(Entries from a dataset of interfaces)
□ □ □ □
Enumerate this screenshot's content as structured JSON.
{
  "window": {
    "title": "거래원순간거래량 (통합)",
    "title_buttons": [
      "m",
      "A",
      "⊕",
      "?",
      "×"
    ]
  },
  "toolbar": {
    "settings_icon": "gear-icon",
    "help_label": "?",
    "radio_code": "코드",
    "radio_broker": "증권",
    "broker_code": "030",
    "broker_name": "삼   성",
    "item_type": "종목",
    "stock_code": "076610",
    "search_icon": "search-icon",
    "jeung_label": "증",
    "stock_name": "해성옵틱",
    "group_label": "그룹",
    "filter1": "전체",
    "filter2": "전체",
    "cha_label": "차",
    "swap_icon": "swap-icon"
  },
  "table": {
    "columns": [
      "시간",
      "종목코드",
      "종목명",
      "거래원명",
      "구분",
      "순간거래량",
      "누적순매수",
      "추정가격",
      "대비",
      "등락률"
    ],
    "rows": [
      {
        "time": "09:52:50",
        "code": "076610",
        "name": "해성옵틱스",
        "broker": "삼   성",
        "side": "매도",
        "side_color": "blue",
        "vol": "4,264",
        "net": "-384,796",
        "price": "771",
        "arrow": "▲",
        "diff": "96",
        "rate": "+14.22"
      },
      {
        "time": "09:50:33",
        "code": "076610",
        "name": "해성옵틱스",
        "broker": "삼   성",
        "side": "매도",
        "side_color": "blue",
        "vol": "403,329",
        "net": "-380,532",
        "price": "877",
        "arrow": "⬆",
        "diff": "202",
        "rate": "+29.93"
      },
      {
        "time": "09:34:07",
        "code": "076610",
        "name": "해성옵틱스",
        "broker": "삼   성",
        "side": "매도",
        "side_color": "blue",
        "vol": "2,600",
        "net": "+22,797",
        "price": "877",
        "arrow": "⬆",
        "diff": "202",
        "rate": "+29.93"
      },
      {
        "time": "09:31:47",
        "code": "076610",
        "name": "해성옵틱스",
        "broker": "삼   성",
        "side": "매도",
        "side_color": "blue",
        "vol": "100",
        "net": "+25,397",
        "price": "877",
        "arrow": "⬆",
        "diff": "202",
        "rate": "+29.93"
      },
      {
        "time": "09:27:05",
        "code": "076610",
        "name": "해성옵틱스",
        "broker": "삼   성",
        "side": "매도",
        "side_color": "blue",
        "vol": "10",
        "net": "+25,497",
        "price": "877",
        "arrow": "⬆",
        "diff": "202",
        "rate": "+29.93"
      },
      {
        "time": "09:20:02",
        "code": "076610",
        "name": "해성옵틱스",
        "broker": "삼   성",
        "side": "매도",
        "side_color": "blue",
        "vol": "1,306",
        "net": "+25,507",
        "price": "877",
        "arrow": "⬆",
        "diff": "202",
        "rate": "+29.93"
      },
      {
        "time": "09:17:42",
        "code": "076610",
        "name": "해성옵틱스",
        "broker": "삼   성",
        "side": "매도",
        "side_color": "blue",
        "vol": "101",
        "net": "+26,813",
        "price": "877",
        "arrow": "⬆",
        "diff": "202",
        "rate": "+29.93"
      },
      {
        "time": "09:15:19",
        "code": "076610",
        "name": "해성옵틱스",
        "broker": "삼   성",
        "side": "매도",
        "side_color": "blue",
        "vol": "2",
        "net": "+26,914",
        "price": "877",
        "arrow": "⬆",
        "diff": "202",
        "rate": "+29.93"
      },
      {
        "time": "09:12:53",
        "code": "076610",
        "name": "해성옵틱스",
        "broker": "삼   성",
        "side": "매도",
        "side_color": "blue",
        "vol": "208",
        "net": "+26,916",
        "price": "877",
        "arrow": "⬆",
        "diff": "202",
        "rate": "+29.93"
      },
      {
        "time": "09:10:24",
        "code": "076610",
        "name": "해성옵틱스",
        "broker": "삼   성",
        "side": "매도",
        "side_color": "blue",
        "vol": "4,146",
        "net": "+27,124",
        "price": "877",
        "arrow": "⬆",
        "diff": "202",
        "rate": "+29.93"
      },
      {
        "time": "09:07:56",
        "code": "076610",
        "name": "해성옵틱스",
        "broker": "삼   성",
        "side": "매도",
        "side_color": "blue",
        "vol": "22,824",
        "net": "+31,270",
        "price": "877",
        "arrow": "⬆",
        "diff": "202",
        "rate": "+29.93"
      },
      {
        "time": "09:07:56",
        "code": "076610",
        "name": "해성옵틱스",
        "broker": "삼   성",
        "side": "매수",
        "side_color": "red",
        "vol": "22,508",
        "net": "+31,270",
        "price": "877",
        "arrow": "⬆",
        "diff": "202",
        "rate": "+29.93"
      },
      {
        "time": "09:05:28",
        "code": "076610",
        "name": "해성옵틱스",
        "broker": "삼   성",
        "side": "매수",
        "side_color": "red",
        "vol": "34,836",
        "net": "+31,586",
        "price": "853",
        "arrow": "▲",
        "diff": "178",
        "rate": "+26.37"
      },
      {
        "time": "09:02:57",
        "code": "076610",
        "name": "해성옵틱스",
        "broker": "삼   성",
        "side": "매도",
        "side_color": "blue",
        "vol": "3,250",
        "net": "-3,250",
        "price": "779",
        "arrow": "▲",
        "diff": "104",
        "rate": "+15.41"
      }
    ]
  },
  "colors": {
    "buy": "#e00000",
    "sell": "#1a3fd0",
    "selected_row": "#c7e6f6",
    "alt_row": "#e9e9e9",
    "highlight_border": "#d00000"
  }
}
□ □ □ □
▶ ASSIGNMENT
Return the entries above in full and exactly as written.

▶ EXPECTED ANSWER
Enumerate this screenshot's content as structured JSON.
{
  "window": {
    "title": "거래원순간거래량 (통합)",
    "title_buttons": [
      "m",
      "A",
      "⊕",
      "?",
      "×"
    ]
  },
  "toolbar": {
    "settings_icon": "gear-icon",
    "help_label": "?",
    "radio_code": "코드",
    "radio_broker": "증권",
    "broker_code": "030",
    "broker_name": "삼   성",
    "item_type": "종목",
    "stock_code": "076610",
    "search_icon": "search-icon",
    "jeung_label": "증",
    "stock_name": "해성옵틱",
    "group_label": "그룹",
    "filter1": "전체",
    "filter2": "전체",
    "cha_label": "차",
    "swap_icon": "swap-icon"
  },
  "table": {
    "columns": [
      "시간",
      "종목코드",
      "종목명",
      "거래원명",
      "구분",
      "순간거래량",
      "누적순매수",
      "추정가격",
      "대비",
      "등락률"
    ],
    "rows": [
      {
        "time": "09:52:50",
        "code": "076610",
        "name": "해성옵틱스",
        "broker": "삼   성",
        "side": "매도",
        "side_color": "blue",
        "vol": "4,264",
        "net": "-384,796",
        "price": "771",
        "arrow": "▲",
        "diff": "96",
        "rate": "+14.22"
      },
      {
        "time": "09:50:33",
        "code": "076610",
        "name": "해성옵틱스",
        "broker": "삼   성",
        "side": "매도",
        "side_color": "blue",
        "vol": "403,329",
        "net": "-380,532",
        "price": "877",
        "arrow": "⬆",
        "diff": "202",
        "rate": "+29.93"
      },
      {
        "time": "09:34:07",
        "code": "076610",
        "name": "해성옵틱스",
        "broker": "삼   성",
        "side": "매도",
        "side_color": "blue",
        "vol": "2,600",
        "net": "+22,797",
        "price": "877",
        "arrow": "⬆",
        "diff": "202",
        "rate": "+29.93"
      },
      {
        "time": "09:31:47",
        "code": "076610",
        "name": "해성옵틱스",
        "broker": "삼   성",
        "side": "매도",
        "side_color": "blue",
        "vol": "100",
        "net": "+25,397",
        "price": "877",
        "arrow": "⬆",
        "diff": "202",
        "rate": "+29.93"
      },
      {
        "time": "09:27:05",
        "code": "076610",
        "name": "해성옵틱스",
        "broker": "삼   성",
        "side": "매도",
        "side_color": "blue",
        "vol": "10",
        "net": "+25,497",
        "price": "877",
        "arrow": "⬆",
        "diff": "202",
        "rate": "+29.93"
      },
      {
        "time": "09:20:02",
        "code": "076610",
        "name": "해성옵틱스",
        "broker": "삼   성",
        "side": "매도",
        "side_color": "blue",
        "vol": "1,306",
        "net": "+25,507",
        "price": "877",
        "arrow": "⬆",
        "diff": "202",
        "rate": "+29.93"
      },
      {
        "time": "09:17:42",
        "code": "076610",
        "name": "해성옵틱스",
        "broker": "삼   성",
        "side": "매도",
        "side_color": "blue",
        "vol": "101",
        "net": "+26,813",
        "price": "877",
        "arrow": "⬆",
        "diff": "202",
        "rate": "+29.93"
      },
      {
        "time": "09:15:19",
        "code": "076610",
        "name": "해성옵틱스",
        "broker": "삼   성",
        "side": "매도",
        "side_color": "blue",
        "vol": "2",
        "net": "+26,914",
        "price": "877",
        "arrow": "⬆",
        "diff": "202",
        "rate": "+29.93"
      },
      {
        "time": "09:12:53",
        "code": "076610",
        "name": "해성옵틱스",
        "broker": "삼   성",
        "side": "매도",
        "side_color": "blue",
        "vol": "208",
        "net": "+26,916",
        "price": "877",
        "arrow": "⬆",
        "diff": "202",
        "rate": "+29.93"
      },
      {
        "time": "09:10:24",
        "code": "076610",
        "name": "해성옵틱스",
        "broker": "삼   성",
        "side": "매도",
        "side_color": "blue",
        "vol": "4,146",
        "net": "+27,124",
        "price": "877",
        "arrow": "⬆",
        "diff": "202",
        "rate": "+29.93"
      },
      {
        "time": "09:07:56",
        "code": "076610",
        "name": "해성옵틱스",
        "broker": "삼   성",
        "side": "매도",
        "side_color": "blue",
        "vol": "22,824",
        "net": "+31,270",
        "price": "877",
        "arrow": "⬆",
        "diff": "202",
        "rate": "+29.93"
      },
      {
        "time": "09:07:56",
        "code": "076610",
        "name": "해성옵틱스",
        "broker": "삼   성",
        "side": "매수",
        "side_color": "red",
        "vol": "22,508",
        "net": "+31,270",
        "price": "877",
        "arrow": "⬆",
        "diff": "202",
        "rate": "+29.93"
      },
      {
        "time": "09:05:28",
        "code": "076610",
        "name": "해성옵틱스",
        "broker": "삼   성",
        "side": "매수",
        "side_color": "red",
        "vol": "34,836",
        "net": "+31,586",
        "price": "853",
        "arrow": "▲",
        "diff": "178",
        "rate": "+26.37"
      },
      {
        "time": "09:02:57",
        "code": "076610",
        "name": "해성옵틱스",
        "broker": "삼   성",
        "side": "매도",
        "side_color": "blue",
        "vol": "3,250",
        "net": "-3,250",
        "price": "779",
        "arrow": "▲",
        "diff": "104",
        "rate": "+15.41"
      }
    ]
  },
  "colors": {
    "buy": "#e00000",
    "sell": "#1a3fd0",
    "selected_row": "#c7e6f6",
    "alt_row": "#e9e9e9",
    "highlight_border": "#d00000"
  }
}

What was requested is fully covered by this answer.